Step 1: Hardware Setup
1. Connect the Modem: Plug one end of an Ethernet cable into the modem and the other end into the router's WAN or Internet port.
2. Power On: Connect the router to a power source and turn it on.
3. Connect Computers: Use Ethernet cables to connect computers and other devices to the router's LAN ports. For Wi-Fi, connect to the router's default Wi-Fi network using the provided credentials (usually found on the router).
Step 2: Access Router Settings
1. Find Router IP: Open a web browser on a connected computer and enter the router's IP address. Common router IPs include "192.168.0.1" or "192.168.1.1." Consult your router's manual for the specific IP.

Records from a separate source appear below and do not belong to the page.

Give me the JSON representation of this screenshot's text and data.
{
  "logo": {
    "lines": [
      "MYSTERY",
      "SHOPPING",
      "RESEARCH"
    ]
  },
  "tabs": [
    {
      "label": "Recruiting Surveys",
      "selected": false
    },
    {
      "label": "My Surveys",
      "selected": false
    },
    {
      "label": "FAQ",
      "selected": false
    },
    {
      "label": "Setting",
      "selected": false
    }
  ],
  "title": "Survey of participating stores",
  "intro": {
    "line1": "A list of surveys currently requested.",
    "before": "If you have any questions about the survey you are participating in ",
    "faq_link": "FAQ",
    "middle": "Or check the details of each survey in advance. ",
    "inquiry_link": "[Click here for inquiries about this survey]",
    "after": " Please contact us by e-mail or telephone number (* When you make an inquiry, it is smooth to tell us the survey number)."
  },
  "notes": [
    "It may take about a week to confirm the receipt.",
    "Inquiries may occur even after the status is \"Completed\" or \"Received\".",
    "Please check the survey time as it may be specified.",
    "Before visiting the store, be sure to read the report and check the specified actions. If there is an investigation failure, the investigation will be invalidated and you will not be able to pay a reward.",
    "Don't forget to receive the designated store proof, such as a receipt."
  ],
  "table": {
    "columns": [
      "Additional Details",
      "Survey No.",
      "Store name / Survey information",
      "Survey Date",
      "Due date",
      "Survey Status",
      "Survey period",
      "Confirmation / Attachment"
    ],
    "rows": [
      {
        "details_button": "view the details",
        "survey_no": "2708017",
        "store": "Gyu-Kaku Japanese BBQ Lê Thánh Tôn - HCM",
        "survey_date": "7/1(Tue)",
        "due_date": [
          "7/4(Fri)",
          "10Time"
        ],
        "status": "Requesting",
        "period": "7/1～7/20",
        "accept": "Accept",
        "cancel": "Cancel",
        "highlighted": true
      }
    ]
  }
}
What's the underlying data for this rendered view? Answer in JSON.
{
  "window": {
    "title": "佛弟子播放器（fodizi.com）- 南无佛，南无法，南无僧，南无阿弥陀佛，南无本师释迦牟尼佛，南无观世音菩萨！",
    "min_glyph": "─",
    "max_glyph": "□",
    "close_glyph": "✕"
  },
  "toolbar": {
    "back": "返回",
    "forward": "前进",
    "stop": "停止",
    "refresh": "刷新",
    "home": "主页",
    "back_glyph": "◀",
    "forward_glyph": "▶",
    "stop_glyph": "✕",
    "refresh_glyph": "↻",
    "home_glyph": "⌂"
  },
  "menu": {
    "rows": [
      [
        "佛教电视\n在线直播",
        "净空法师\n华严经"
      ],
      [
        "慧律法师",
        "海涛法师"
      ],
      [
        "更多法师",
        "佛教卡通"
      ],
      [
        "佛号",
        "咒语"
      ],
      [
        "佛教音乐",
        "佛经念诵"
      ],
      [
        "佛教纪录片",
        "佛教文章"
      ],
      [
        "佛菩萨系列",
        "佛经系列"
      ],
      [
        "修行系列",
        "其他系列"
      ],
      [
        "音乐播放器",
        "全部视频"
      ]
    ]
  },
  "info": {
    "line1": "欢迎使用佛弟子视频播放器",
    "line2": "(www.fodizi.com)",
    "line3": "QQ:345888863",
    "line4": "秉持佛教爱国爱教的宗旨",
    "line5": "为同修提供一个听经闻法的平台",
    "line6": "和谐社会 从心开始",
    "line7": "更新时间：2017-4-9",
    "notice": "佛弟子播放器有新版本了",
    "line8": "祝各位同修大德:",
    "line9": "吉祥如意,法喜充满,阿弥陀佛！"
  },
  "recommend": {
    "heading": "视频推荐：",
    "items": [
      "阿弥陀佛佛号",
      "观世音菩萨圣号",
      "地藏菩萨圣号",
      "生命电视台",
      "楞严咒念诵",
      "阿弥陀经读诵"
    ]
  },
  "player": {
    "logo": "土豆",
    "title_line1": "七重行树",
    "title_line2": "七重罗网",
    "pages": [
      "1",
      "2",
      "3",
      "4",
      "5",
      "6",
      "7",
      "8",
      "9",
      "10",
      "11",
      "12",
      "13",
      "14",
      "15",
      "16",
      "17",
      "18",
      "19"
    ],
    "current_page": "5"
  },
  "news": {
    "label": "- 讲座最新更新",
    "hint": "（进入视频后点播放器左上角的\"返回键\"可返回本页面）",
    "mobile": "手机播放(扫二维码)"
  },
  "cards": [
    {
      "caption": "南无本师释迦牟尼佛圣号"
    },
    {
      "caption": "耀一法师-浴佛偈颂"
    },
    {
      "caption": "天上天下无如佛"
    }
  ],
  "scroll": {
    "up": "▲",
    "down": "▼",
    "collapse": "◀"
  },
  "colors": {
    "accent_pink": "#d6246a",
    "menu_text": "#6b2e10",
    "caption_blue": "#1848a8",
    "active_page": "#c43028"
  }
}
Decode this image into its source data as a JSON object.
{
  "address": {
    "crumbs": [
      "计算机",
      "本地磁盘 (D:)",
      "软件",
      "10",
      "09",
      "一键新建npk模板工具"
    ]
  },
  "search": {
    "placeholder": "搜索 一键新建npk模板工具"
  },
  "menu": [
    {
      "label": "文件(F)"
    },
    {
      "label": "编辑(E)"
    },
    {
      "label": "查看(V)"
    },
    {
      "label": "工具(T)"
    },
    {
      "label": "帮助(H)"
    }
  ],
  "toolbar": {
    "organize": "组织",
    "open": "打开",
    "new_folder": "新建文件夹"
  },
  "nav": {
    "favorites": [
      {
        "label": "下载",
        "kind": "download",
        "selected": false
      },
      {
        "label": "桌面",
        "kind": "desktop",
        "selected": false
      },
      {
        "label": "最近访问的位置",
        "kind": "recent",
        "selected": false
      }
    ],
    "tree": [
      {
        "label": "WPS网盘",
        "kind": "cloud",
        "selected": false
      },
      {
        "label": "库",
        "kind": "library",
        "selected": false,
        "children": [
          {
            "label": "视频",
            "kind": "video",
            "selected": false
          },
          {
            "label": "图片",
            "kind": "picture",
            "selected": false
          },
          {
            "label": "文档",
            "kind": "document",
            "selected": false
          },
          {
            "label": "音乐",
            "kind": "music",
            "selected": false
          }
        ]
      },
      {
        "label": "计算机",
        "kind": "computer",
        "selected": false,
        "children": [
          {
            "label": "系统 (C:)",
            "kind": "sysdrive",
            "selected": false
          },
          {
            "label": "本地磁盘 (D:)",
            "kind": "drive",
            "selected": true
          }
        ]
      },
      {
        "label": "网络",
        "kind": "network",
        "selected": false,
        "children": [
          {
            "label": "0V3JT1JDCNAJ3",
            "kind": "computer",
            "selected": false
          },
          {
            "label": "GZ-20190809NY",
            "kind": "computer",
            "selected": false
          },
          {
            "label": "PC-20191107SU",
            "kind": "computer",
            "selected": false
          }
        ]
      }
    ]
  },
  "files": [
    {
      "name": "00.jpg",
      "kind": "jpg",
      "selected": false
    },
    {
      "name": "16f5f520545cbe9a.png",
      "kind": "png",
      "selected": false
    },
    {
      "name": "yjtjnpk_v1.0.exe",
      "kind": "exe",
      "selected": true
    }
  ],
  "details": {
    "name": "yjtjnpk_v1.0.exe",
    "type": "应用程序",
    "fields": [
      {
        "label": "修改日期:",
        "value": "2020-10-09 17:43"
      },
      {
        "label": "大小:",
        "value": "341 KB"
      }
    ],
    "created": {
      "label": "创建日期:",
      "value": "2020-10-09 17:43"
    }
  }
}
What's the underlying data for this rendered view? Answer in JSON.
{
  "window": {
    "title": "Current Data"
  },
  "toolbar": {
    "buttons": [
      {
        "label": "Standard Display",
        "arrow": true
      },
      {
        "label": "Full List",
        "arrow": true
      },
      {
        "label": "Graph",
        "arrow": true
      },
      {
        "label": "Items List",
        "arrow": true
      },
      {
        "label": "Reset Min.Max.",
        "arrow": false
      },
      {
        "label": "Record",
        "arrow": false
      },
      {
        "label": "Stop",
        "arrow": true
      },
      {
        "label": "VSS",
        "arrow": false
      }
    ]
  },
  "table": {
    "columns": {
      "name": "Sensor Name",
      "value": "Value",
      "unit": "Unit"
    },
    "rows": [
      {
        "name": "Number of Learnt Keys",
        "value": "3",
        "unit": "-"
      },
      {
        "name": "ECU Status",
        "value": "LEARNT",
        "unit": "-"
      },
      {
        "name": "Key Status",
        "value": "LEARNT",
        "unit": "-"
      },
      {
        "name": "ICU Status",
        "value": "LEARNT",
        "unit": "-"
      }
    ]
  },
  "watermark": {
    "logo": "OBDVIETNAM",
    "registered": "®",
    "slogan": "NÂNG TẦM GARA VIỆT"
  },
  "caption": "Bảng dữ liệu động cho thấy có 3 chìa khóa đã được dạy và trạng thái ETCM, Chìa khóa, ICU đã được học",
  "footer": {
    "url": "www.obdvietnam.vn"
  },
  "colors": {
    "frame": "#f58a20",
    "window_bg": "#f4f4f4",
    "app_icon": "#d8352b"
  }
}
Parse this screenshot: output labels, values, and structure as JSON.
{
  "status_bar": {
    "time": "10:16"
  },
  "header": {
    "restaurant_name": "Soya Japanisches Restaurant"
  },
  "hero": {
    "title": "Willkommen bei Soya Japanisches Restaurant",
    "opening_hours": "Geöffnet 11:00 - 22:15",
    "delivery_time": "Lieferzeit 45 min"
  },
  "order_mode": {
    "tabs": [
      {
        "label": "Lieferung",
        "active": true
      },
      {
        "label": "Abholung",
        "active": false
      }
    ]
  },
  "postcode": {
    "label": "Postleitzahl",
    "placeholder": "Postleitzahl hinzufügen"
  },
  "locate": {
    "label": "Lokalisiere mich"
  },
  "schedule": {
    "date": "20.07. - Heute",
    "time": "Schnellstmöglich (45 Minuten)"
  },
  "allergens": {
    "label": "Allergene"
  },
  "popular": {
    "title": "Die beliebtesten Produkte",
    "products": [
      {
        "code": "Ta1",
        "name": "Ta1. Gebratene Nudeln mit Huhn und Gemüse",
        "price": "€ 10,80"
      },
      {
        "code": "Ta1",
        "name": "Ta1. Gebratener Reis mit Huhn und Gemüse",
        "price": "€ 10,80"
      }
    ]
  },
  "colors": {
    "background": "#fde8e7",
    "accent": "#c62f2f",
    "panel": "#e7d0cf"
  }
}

2. Login: Log in to the router's administration interface using the default username and password (usually "admin" and "admin" or "admin" and "password"). Change the password for security.
Step 3: Configure Basic Settings
1. WAN Configuration: Set up the WAN connection type. Most ISPs use DHCP, so select "Obtain an IP address automatically."
2. Wi-Fi Setup (if applicable): Configure Wi-Fi settings, including network name (SSID) and password. Use WPA2 or WPA3 for security.
3. LAN Configuration: Ensure the router's LAN IP address doesn't conflict with other devices on your network. The default is usually fine.
Step 4: Security Settings
1. Change Default SSID: Rename your Wi-Fi network to something unique. Avoid using personal information.
2. Password: Set a strong Wi-Fi password that combines letters, numbers, and symbols.
3. Firewall: Enable the router's firewall to protect your network from external threats.
Step 5: Device Configuration
1. Static IP Assignments: For critical devices (e.g., servers or network printers), assign static IP addresses within the router's DHCP settings to ensure they always have the same IP.
2. Port Forwarding: If you want to access specific services or devices remotely (e.g., a security camera), configure port forwarding.
3. Wi-Fi Channels: To optimize Wi-Fi performance, choose an optimal Wi-Fi channel that has minimal interference from neighboring networks.
Step 6: Testing
1. Connectivity: Verify that all connected devices can access the internet and communicate with each other.
2. Security: Run a network security scan to check for vulnerabilities and apply recommended updates.
Eccentrix CompTIA Training
Setting up a computer network is just the beginning of your journey into the world of networking and IT. To delve further into network configuration and best practices, consider enrolling in CompTIA training programs provided by Eccentrix. CompTIA certifications, such as Network+ and Security+, offer comprehensive knowledge and skills in networking and IT security, making you an asset in the world of technology.
In conclusion, setting up a computer network is a fundamental skill in today's digital age. By following this step-by-step configuration guide and furthering your knowledge through CompTIA training, you can not only establish an excellent network but also pave the way for a successful career in IT and networking.